“I guess some mistakes we never stop paying for.”
“I believe we have two lives: the one we learn in and the one we live with afterward.”
Roger Towne, script for The Natural, 1984
It’s January 3, 2011, the anniversary of my first year in this apartment, in Bristol, PA. Like all other places in which I’ve lived, this is a haunted house because I have my ghosts with me. They won’t go away. They indeed represent the lives I’ve prepared for through the mistakes and strengths I’ve gathered over years before. That is hardly unique–we all carry around undigested bits of the past. If there is any interest in what I write, the comments are mundane and repetitive, bordering at times on self-pity. All the same, feeling sorry for myself is not on my mind today because the situations I was in earlier needed to be stared down..
I have had a lot of time to look backward at my life. I know: you can’t change the past. But you surely can learn from it and own responsibility.
Mistakes, then. I renounced my marriage in 1997, not so much because I found someone I liked better (I had) but because that marriage had become a convenience wrapped in mutual savagery and bitterness. It had become painful to both of us but I at the end of the day was the one who had to admit it: there really was a someone else and that even if there were not, the pain of living under the same roof with someone I did not love and who did not love me anymore would surely kill us both. I could no longer behave everything was okay because it wasn’t. I had become exactly what I never wanted to be, a serial womanizer, a repository of misery and guilt, the kind of man for whom I had no respect and less forgiveness when I encountered him in others. But he was now part of me. How do you withstand having metamorphosed into the person you cannot stand? How do you delude yourself into thinking that the sin against your marriage–for sin it was–is something only God can see, and that he really doesn’t care much of a damn one way or the other?
I was amazingly good and pulling the wool over my own eyes until February 17, 1997, when it all had to come out in the open. So I stepped from one arrangement into another.
My “arrangement” survived two divorces–the other woman’s and mine, both of them born from cruelty–and flowered until the blossoms fell off the plants.
Tnen, by late 2002, we went dead to one another. I could not believe I was being rewarded for my duplicity not with more duplicity–for I’d learned through effort and alimony the truth about faithfulness from my acts of faithlessness–but with a slow, staggering toward the open grave I’d dug for myself starting years before.

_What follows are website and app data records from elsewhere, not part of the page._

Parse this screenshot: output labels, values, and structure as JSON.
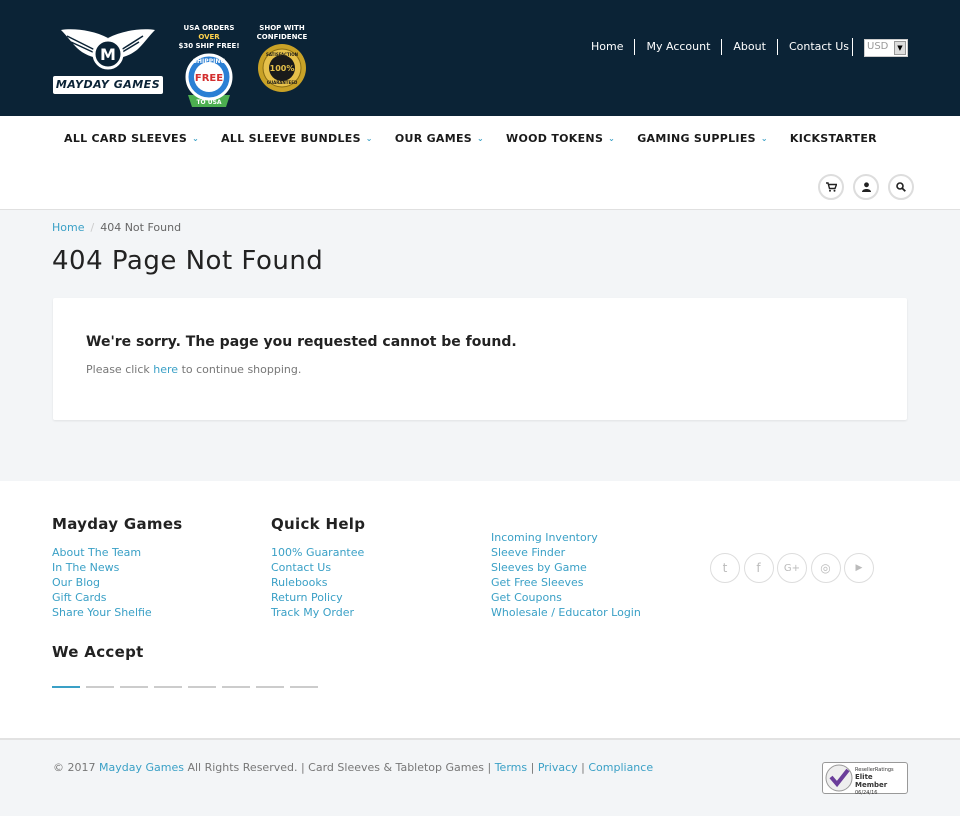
{
  "header": {
    "logo_text": "MAYDAY GAMES",
    "badge1": {
      "line1": "USA ORDERS",
      "accent": "OVER",
      "line2": "$30 SHIP FREE!",
      "seal_top": "SHIPPING",
      "seal_main": "FREE",
      "seal_bottom": "TO USA"
    },
    "badge2": {
      "line1": "SHOP WITH",
      "line2": "CONFIDENCE",
      "seal_top": "SATISFACTION",
      "seal_main": "100%",
      "seal_bottom": "GUARANTEED"
    },
    "links": [
      "Home",
      "My Account",
      "About",
      "Contact Us"
    ],
    "currency": "USD"
  },
  "nav": {
    "items": [
      {
        "label": "ALL CARD SLEEVES",
        "dropdown": true
      },
      {
        "label": "ALL SLEEVE BUNDLES",
        "dropdown": true
      },
      {
        "label": "OUR GAMES",
        "dropdown": true
      },
      {
        "label": "WOOD TOKENS",
        "dropdown": true
      },
      {
        "label": "GAMING SUPPLIES",
        "dropdown": true
      },
      {
        "label": "KICKSTARTER",
        "dropdown": false
      }
    ],
    "icons": [
      "cart-icon",
      "user-icon",
      "search-icon"
    ]
  },
  "breadcrumb": {
    "home": "Home",
    "sep": "/",
    "current": "404 Not Found"
  },
  "main": {
    "title": "404 Page Not Found",
    "heading": "We're sorry. The page you requested cannot be found.",
    "text_before": "Please click ",
    "link": "here",
    "text_after": " to continue shopping."
  },
  "footer": {
    "col1": {
      "title": "Mayday Games",
      "links": [
        "About The Team",
        "In The News",
        "Our Blog",
        "Gift Cards",
        "Share Your Shelfie"
      ]
    },
    "col2": {
      "title": "Quick Help",
      "links": [
        "100% Guarantee",
        "Contact Us",
        "Rulebooks",
        "Return Policy",
        "Track My Order"
      ]
    },
    "col3": {
      "links": [
        "Incoming Inventory",
        "Sleeve Finder",
        "Sleeves by Game",
        "Get Free Sleeves",
        "Get Coupons",
        "Wholesale / Educator Login"
      ]
    },
    "accept_title": "We Accept",
    "social": [
      {
        "icon": "twitter-icon",
        "glyph": "t"
      },
      {
        "icon": "facebook-icon",
        "glyph": "f"
      },
      {
        "icon": "google-plus-icon",
        "glyph": "G+"
      },
      {
        "icon": "instagram-icon",
        "glyph": "◎"
      },
      {
        "icon": "youtube-icon",
        "glyph": "▶"
      }
    ]
  },
  "bottom": {
    "prefix": "© 2017 ",
    "brand": "Mayday Games",
    "middle": " All Rights Reserved. | Card Sleeves & Tabletop Games | ",
    "terms": "Terms",
    "sep1": " | ",
    "privacy": "Privacy",
    "sep2": " | ",
    "compliance": "Compliance",
    "badge": {
      "line1": "ResellerRatings",
      "line2": "Elite Member",
      "line3": "06/24/16"
    }
  },
  "colors": {
    "header_bg": "#0b2336",
    "accent": "#3aa0c6"
  }
}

I fell into it for the first time in May 2007 and didn’t know enough to take it seriously until October 2009. Ironically, the death of our mutually beloved dog sealed the fate of the relationship. The dog at last was what was holding us together; and two months after he died, the entire arrangement became as dead as the dog himself. At that point I found the resolve that I had to locate another place to live. My companion even helped me look: it was not bitter, simply profoundly sad.
So I ended up in this garden apartment complex in Bristol, PA, not because I love Bristol–I don’t–but because it’s affordable. After New Jersey, very little costs a lot. The apartment sucks and there’s no garden, by the way.
I isolated in here. I saw few people and didn’t let them see me. It is generally contraindicated for people like me to hide out in silence, but even silence and exile will create if not cunning then the astuteness to take inventory, to look at the stock of my life and see where I blew myself up. I did a lot of praying, a non-intellectual activity that was and remains vital to my survival. I went into profound depression, and the antidepressant I went on caused my attention to wander and got me into a car accident back across the river in New Jersey. I managed to lose two teaching jobs in a row because my work was not supported by consistency or anything like rational behavior. I was, in short, a complete flake. I skirted poverty, which is to say I had to borrow $40 from one of my kids to eat on and even feed my cat. I was terrified and miserable.
I’ve learned to build an amicable but distant relationship with my former companion. She sends me links to music sites. My cat is a lot happier without her cat (they hated each other), and when her cat died I felt sad but not exactly grief-stricken.
Through it all I’ve had a chance to reexamine the mistakes that got me here: passivity, misplaced anger and aggression, downright duplicity. I don’t especially like that previous incarnation of myself but I have to own who he was and be on the lookout for him flaring up again–because he’s gone but not forgotten. I continue to pay for my mistakes because they are my mistakes. I created the life I have to live with now and made the mistakes I probably will never stop paying for. Which is more or less okay because I am a survivor and I’m a bit harder to kill than I used to imagine.